Recorded data Block Start

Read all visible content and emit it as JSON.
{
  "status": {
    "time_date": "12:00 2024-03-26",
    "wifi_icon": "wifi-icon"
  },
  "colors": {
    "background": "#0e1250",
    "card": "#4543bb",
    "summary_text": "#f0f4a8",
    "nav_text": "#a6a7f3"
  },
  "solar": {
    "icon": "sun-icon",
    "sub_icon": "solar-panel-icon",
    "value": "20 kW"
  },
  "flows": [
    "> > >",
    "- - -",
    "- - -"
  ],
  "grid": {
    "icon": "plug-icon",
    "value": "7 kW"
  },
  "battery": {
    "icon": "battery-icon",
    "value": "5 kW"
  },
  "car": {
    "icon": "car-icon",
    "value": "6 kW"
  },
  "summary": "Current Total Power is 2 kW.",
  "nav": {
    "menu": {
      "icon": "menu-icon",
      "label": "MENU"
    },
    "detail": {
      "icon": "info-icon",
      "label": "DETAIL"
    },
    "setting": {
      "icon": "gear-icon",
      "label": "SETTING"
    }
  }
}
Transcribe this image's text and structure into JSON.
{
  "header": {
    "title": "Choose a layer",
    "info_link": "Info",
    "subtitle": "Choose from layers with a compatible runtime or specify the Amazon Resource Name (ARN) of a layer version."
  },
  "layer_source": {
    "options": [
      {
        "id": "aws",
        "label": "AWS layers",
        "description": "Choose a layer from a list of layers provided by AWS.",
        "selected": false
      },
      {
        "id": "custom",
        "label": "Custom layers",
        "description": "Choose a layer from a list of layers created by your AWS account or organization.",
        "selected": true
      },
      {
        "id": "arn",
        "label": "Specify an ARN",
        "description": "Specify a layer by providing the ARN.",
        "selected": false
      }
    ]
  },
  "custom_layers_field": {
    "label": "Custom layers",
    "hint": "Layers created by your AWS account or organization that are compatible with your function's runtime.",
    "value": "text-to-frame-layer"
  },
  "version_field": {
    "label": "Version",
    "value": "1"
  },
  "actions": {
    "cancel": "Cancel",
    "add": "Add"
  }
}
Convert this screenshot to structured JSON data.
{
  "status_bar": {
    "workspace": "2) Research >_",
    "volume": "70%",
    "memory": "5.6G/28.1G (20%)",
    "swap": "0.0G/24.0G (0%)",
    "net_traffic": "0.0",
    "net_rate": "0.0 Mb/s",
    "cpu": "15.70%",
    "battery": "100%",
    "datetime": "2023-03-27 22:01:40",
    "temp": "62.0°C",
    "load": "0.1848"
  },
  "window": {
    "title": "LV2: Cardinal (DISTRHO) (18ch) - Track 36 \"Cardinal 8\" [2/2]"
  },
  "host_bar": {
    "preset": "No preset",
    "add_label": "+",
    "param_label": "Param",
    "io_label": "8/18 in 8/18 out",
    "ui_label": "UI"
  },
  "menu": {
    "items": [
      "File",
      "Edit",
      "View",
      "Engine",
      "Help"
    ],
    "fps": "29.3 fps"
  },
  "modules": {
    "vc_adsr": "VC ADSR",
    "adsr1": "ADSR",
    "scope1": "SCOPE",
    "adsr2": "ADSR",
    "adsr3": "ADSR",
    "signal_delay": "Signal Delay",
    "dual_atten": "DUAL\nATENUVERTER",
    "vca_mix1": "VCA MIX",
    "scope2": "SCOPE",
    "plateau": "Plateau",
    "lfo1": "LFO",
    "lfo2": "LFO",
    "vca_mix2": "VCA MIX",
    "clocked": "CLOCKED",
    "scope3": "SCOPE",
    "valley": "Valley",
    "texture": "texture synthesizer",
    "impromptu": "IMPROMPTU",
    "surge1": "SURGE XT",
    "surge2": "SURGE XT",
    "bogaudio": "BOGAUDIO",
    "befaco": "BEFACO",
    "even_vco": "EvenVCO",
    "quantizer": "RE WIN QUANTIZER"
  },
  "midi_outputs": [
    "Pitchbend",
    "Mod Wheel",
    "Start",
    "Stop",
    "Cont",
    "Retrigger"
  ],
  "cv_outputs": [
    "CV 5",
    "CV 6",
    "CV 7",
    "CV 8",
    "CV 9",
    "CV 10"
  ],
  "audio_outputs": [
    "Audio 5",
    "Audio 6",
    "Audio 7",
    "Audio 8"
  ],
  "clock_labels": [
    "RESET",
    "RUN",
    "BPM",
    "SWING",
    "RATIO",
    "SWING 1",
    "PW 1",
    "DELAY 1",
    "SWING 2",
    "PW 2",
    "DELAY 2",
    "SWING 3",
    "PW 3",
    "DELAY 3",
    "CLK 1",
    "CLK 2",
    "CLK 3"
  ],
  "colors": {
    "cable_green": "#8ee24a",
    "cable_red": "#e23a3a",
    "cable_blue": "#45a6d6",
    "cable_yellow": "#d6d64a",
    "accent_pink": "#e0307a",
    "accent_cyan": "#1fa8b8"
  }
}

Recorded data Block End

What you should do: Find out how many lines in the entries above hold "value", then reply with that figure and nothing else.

Output for this task: 6